The search for answers for the victims of organophosphate (OP) poisoning may have just hit a brick wall in terms of the scientific evidence.
But one of UK politics’ biggest names and most prominent campaigners has now weighed in, pledging to push the issue back up the political agenda and directly challenge Government scientists who have all but dismissed the link between OPs and illness in users.
Shadow Health Secretary Andy Burnham hosted a recent Parliamentary meeting on the current state of the OP saga which gave both hope and despair for those still seeking answers.
The Leigh MP, a vocal campaigner for justice for the victims of the Hillsborough stadium disaster, was inspired to host the meeting by constituents Tom Rigby, a long-time campaigner, and Margaret Percival, who became seriously ill in 1988 after using OP sheep dip.
Mr Burnham said the failure of numerous Government-commissioned studies to reach adequate conclusions was simply ‘not good enough’.
The Government still refuses to formally acknowledge the link between OPs and ill-health.
Medically, it has long been accepted ‘over-exposure’ to OPs can cause rapid onset of illness and death or ‘long-term effects on brain function’.
But the long-term impact on the human nervous system of ‘low-level’ exposure to OPs has been under investigation, without definitive answers, by the Government’s Committee on Toxicity (COT) since 1999.
Earlier this year, the committee, chaired by Prof David Coggon, finally published its first statement on the issue, based on a review of ‘relevant research’.
The statement concluded ‘collectively, the evidence reviewed is reassuring’ and suggests ‘no long-term risk’ of most of the problems associated with low-level OP exposure.
“If toxic effects on the nervous system do occur then they are minor and subtle,” the statement said.
Sarah Mackenzie-Ross’ extensive Government-funded research, which reached a very different conclusion, was dismissed as ‘flawed’ by COT and she could not contain her anger and frustration as she relayed COT’s findings.
COT’s work was a ‘narrative review’ of selected scientific papers and amounted to little more than the ‘ramblings of one or two authors’, she claimed.
A clinical neuropsychologist and researcher, Dr Mackenzie-Ross has written to COT chairman Prof Coggon reminding him these types of review ‘frequently find evidence to support (the authors’) own conclusions’ and she condemned the lack of a ‘systematic’, data-driven approach.
“I have no confidence in their conclusions,” Dr Mackenzie-Ross told the audience of OP sufferers, campaigners, researchers, industry representatives and politicians in Commons Committee Room 9.
For some, the COT findings represent a further twist in a cover-up conspiracy or a lack of political and scientific urgency which, either way, has prevented a difficult truth emerging.
One audience member wondered if the Government was now simply waiting for the remaining OP victims to die and the whole thing to go away.
The Countess of Mar, Parliament’s most prominent OP victim and campaigner, was heavily critical of both the selection and lack of rigour of the committees which approved farm chemicals over the years.
But Manchester University’s Andrew Povey, who carried out two major studies on the issue, offered a different perspective.
While the link may indeed exist, singling out OP usage from many years ago as the specific cause of ill health among other possible factors, and proving low level exposure was to blame, were both difficult to substantiate, he said.
The meeting may not have provided many definitive answers to the questions posed.
The consolation for those still waiting for official recognition of their plight and, with it, a more aware medical profession is that at least one high profile figure will keep banging the drum.
Mr Burnham, who said he and Lady Mar would also write to the COT committee, said: “This has been neglected for too long.
“There have been many people whose lives have been altered in a significant way and they deserve to know what happened and why.

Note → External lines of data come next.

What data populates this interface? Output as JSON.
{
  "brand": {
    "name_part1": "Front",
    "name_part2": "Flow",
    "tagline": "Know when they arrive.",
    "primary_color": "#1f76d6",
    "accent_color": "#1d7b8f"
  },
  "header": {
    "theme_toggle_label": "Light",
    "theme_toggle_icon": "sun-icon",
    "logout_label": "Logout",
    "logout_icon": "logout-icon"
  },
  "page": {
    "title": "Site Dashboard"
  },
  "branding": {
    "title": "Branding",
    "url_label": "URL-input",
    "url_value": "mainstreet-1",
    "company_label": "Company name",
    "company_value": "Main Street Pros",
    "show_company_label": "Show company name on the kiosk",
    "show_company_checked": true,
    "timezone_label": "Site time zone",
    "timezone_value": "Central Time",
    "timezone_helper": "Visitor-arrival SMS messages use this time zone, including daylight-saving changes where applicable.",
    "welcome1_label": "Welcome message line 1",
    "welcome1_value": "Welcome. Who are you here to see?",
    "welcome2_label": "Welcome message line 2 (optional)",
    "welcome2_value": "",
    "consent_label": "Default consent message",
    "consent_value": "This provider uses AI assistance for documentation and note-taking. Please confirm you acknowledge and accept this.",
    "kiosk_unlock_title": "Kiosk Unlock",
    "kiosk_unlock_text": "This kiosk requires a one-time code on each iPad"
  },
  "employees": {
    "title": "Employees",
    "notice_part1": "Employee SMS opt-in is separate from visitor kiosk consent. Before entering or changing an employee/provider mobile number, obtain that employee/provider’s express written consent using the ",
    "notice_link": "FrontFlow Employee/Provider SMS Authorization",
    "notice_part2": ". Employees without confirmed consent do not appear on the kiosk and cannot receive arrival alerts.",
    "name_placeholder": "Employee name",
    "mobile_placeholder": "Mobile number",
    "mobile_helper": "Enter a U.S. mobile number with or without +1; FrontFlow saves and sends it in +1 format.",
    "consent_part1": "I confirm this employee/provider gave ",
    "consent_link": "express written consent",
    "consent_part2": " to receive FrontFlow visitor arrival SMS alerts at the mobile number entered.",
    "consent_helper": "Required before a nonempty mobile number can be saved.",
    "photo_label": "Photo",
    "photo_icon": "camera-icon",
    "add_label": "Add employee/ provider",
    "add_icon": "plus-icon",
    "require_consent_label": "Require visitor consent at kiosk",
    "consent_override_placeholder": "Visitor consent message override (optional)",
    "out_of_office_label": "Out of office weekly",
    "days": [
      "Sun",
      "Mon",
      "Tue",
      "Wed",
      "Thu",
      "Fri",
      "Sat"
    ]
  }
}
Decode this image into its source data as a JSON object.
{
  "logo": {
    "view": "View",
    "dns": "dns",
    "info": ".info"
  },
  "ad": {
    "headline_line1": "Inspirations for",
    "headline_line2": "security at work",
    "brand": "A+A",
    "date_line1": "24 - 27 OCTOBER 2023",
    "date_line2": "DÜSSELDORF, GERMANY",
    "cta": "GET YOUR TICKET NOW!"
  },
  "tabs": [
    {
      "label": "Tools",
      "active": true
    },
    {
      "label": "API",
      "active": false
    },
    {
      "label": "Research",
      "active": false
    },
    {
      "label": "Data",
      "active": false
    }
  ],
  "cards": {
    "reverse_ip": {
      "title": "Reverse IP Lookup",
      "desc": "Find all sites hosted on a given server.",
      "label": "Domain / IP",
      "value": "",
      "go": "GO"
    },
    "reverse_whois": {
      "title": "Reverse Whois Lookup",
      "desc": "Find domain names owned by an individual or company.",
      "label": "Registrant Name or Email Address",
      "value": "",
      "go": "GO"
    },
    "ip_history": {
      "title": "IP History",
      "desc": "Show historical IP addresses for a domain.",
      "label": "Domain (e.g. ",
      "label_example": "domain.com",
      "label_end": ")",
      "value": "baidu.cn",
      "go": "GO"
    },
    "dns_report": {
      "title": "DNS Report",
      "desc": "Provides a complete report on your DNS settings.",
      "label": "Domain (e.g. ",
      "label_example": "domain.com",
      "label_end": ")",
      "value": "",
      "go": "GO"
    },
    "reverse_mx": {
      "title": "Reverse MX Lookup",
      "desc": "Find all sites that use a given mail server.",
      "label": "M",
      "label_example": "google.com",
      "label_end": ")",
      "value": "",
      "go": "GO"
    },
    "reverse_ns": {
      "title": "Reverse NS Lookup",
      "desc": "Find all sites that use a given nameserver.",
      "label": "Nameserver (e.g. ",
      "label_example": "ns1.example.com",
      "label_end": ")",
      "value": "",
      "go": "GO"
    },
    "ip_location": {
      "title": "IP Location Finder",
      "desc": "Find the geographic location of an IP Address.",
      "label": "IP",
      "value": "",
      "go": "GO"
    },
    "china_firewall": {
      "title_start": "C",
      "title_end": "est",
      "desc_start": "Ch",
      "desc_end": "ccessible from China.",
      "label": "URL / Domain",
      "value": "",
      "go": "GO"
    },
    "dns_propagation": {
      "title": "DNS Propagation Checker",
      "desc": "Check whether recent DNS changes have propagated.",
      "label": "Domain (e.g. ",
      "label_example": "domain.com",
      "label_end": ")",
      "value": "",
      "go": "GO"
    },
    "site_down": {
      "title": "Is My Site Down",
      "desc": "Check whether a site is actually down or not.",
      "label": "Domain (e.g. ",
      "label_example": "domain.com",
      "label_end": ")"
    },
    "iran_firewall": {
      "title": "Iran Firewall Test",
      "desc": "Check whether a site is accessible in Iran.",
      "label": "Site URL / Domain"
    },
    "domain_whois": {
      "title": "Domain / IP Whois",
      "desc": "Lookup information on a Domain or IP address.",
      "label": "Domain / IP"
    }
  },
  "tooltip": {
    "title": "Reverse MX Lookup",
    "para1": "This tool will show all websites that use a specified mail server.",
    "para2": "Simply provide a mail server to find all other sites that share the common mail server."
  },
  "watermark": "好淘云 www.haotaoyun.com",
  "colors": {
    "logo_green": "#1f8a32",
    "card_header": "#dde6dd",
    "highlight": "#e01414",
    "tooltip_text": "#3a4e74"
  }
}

As Shadow Health Secretary this is a health issue.”
“The time has come for Parliament to take a closer interest in this whole issue.”